A whole-school approach to pupil wellbeing

It is estimated that three children in an average-size classroom will have a mental health problem. To tackle this, the Welsh Government is taking a whole-school approach to wellbeing, while in Scotland, counselling services will be available to all secondary school pupils from September

By the age of 14, half of all mental health problems will have begun, according to the World Health Organization. And Young Minds has estimated that three children in every average size classroom will have a mental health issue.
To tackle this, the Welsh Government has committed to improving the wellbeing of children and young people. They want to equip children with the skills, confidence and tools to be emotionally resilient.
The Welsh Government is taking a whole-school approach to wellbeing. This means that mental health and wellbeing is central to the way schools in Wales work, leading to more effective ways of prevention and early intervention.
To support this work, the Welsh Government has doubled funding, providing an additional £2.5 million for local authorities and local health boards.
A year ago, the Welsh Government formed a Joint Ministerial Task and Finish Group to accelerate work on improving mental health and well-being support in schools. It was set up following recommendations from the Mind over Matter report released by the National Assembly for Wales’ Children, Young People and Education Committee in 2018.
Education Minister Kirsty Williams said: “The mental health and wellbeing of our children and young people is so important and I’m pleased to announce further support for our whole school approach. Our National Mission places wellbeing at the core of our new curriculum, supporting our children and young people to become healthy confident individuals, who are building their mental and emotional well-being by developing confidence, resilience and empathy.”
The Welsh Government has also published its mental health strategy ‘Together for Mental Health’.

Scotland’s wellbeing work

In Scotland, counselling services will be available to all secondary school pupils by September this year, including during the school holidays to ensure continuity of care.

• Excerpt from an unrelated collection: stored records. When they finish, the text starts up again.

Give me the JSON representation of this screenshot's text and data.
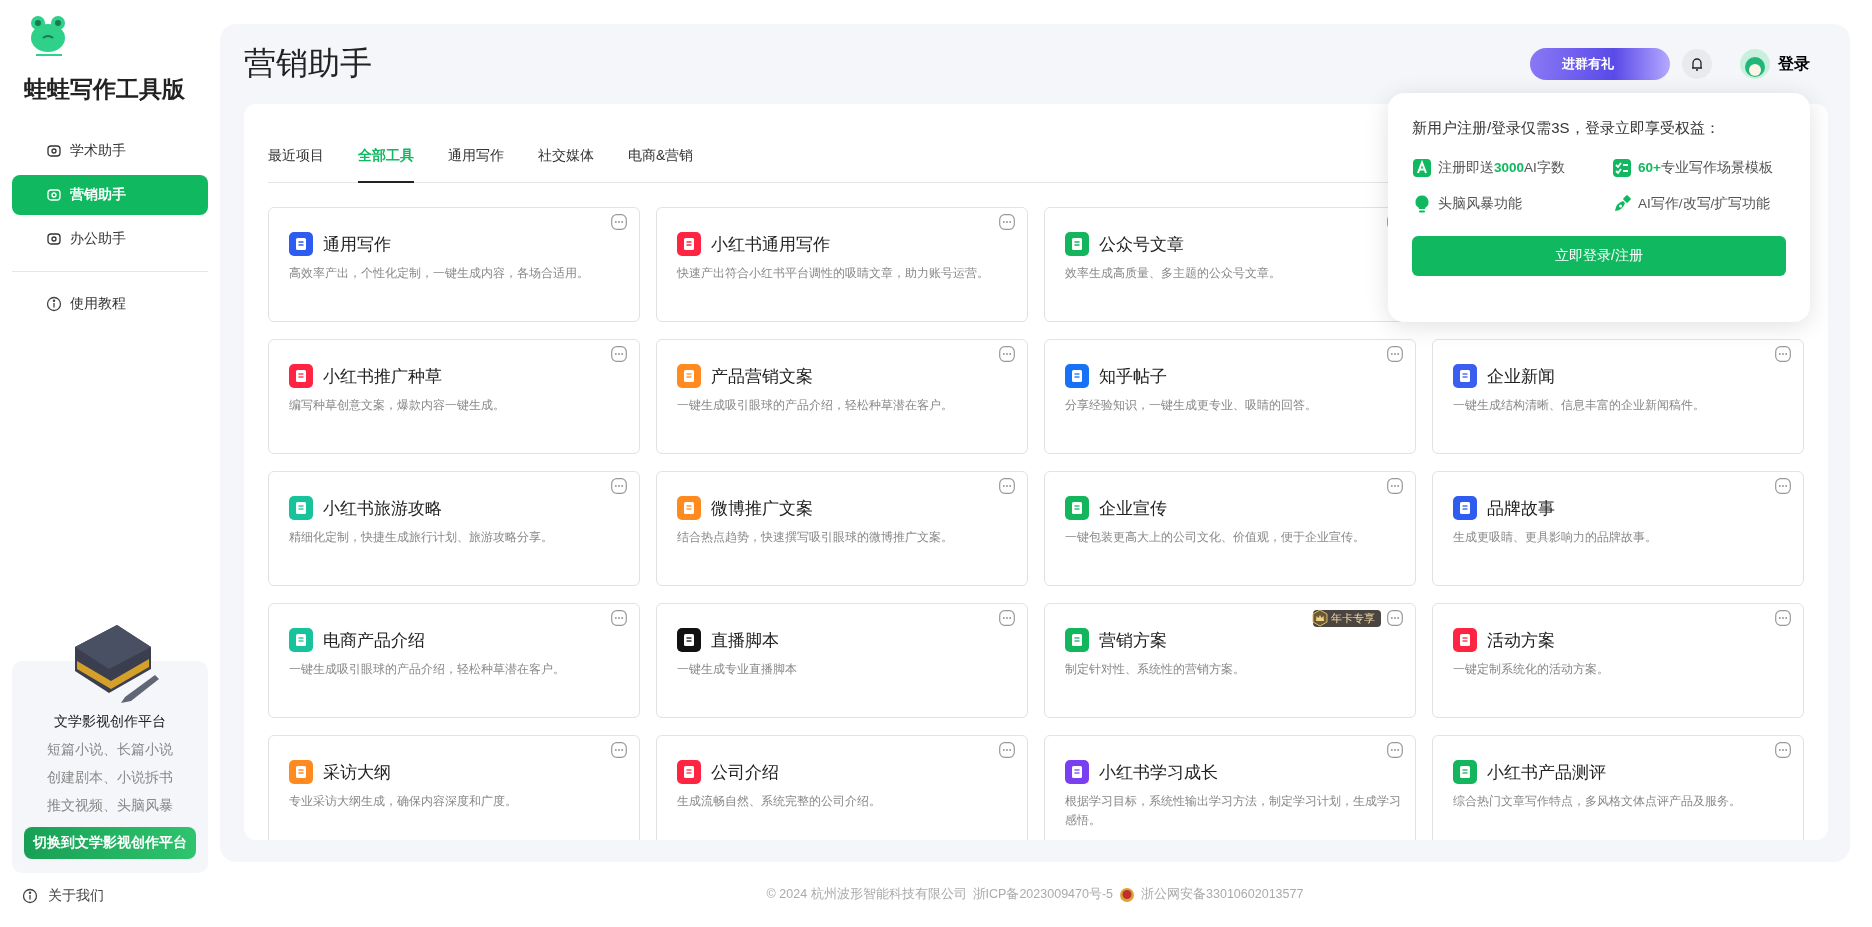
{
  "app": {
    "name": "蛙蛙写作工具版"
  },
  "sidebar": {
    "items": [
      {
        "label": "学术助手",
        "selected": false
      },
      {
        "label": "营销助手",
        "selected": true
      },
      {
        "label": "办公助手",
        "selected": false
      }
    ],
    "help": "使用教程",
    "promo": {
      "title": "文学影视创作平台",
      "lines": [
        "短篇小说、长篇小说",
        "创建剧本、小说拆书",
        "推文视频、头脑风暴"
      ],
      "button": "切换到文学影视创作平台"
    },
    "about": "关于我们"
  },
  "header": {
    "title": "营销助手",
    "gift": "进群有礼",
    "login": "登录"
  },
  "tabs": [
    {
      "label": "最近项目",
      "selected": false
    },
    {
      "label": "全部工具",
      "selected": true
    },
    {
      "label": "通用写作",
      "selected": false
    },
    {
      "label": "社交媒体",
      "selected": false
    },
    {
      "label": "电商&营销",
      "selected": false
    }
  ],
  "card_rows": [
    [
      {
        "title": "通用写作",
        "description": "高效率产出，个性化定制，一键生成内容，各场合适用。",
        "color": "#2f5cf0"
      },
      {
        "title": "小红书通用写作",
        "description": "快速产出符合小红书平台调性的吸睛文章，助力账号运营。",
        "color": "#ff2442"
      },
      {
        "title": "公众号文章",
        "description": "效率生成高质量、多主题的公众号文章。",
        "color": "#13b55d"
      }
    ],
    [
      {
        "title": "小红书推广种草",
        "description": "编写种草创意文案，爆款内容一键生成。",
        "color": "#ff2442"
      },
      {
        "title": "产品营销文案",
        "description": "一键生成吸引眼球的产品介绍，轻松种草潜在客户。",
        "color": "#ff8a1f"
      },
      {
        "title": "知乎帖子",
        "description": "分享经验知识，一键生成更专业、吸睛的回答。",
        "color": "#1772f6"
      },
      {
        "title": "企业新闻",
        "description": "一键生成结构清晰、信息丰富的企业新闻稿件。",
        "color": "#3a5ef0"
      }
    ],
    [
      {
        "title": "小红书旅游攻略",
        "description": "精细化定制，快捷生成旅行计划、旅游攻略分享。",
        "color": "#17c39a"
      },
      {
        "title": "微博推广文案",
        "description": "结合热点趋势，快速撰写吸引眼球的微博推广文案。",
        "color": "#ff8a1f"
      },
      {
        "title": "企业宣传",
        "description": "一键包装更高大上的公司文化、价值观，便于企业宣传。",
        "color": "#13b55d"
      },
      {
        "title": "品牌故事",
        "description": "生成更吸睛、更具影响力的品牌故事。",
        "color": "#2f5cf0"
      }
    ],
    [
      {
        "title": "电商产品介绍",
        "description": "一键生成吸引眼球的产品介绍，轻松种草潜在客户。",
        "color": "#17c39a"
      },
      {
        "title": "直播脚本",
        "description": "一键生成专业直播脚本",
        "color": "#111111"
      },
      {
        "title": "营销方案",
        "description": "制定针对性、系统性的营销方案。",
        "color": "#13b55d",
        "badge": "年卡专享"
      },
      {
        "title": "活动方案",
        "description": "一键定制系统化的活动方案。",
        "color": "#ff2442"
      }
    ],
    [
      {
        "title": "采访大纲",
        "description": "专业采访大纲生成，确保内容深度和广度。",
        "color": "#ff8a1f"
      },
      {
        "title": "公司介绍",
        "description": "生成流畅自然、系统完整的公司介绍。",
        "color": "#ff2442"
      },
      {
        "title": "小红书学习成长",
        "description": "根据学习目标，系统性输出学习方法，制定学习计划，生成学习感悟。",
        "color": "#7b3ff2"
      },
      {
        "title": "小红书产品测评",
        "description": "综合热门文章写作特点，多风格文体点评产品及服务。",
        "color": "#13b55d"
      }
    ]
  ],
  "popup": {
    "title": "新用户注册/登录仅需3S，登录立即享受权益：",
    "features": [
      "注册即送**3000**AI字数",
      "**60+**专业写作场景模板",
      "头脑风暴功能",
      "AI写作/改写/扩写功能"
    ],
    "button": "立即登录/注册"
  },
  "footer": {
    "copyright": "© 2024 杭州波形智能科技有限公司",
    "icp": "浙ICP备2023009470号-5",
    "police": "浙公网安备33010602013577"
  }
}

The Scottish Government and COSLA have agreed on the allocation of £60 million over four years, which will build or expand high quality counselling services for children and young people.
Counselling services currently delivered by qualified and registered counsellors through Pupil Equity or Scottish Attainment funding will continue, enabling local authorities to reallocate those funds to other priorities to help close the attainment gap.
Scottish Mental Health Minister Clare Haughey said: “Children and young people can face many issues growing up and must have the right support available at the right time.
“Providing every secondary school with access to at least one counsellor by next year is a significant step forward in our package of measures to improve the mental health support available for children and young people.”
Announced on 4 September 2018, The Scottish Government is investing over £60 million in additional school counselling services across all of Scotland. £12 million will go to local authorities for 2019/20, rising to £16 million a year thereafter.
The funding is being distributed based on a fixed sum of £45,000 allocated to each Local Authority (LA), seven per cent for schools located in remote rural areas, and the remainder distributed on secondary pupil numbers.

London’s focus on wellbeing

The Mayor of London’s Healthy Schools initiative supports and recognises schools that go above and beyond to promote positive wellbeing in pupils.
Schools can have a direct impact on helping children to lead a healthy lifestyle. They can help children learn about their health and develop their motivation and self-respect to make healthy choices.
The Mayor’s award programme recognises and celebrates schools that are making a difference to their pupils’ wellbeing.
One such school is George Spicer Primary School in Enfield, London, which has gained  Healthy Schools London Silver and Bronze Awards. This is in recognition of their work creating a calm space for pupils to eat, encouraging healthy eating choices and expanding their range of food.
The Healthy Schools London programme gives Bronze, Silver and Gold awards to schools that encourage young Londoners to learn about their health and develop their motivation to make healthy choices. The Mayor is also supporting the Daily Mile – a campaign that encourages all schools to get their pupils moving every day to improve their overall fitness and wellbeing.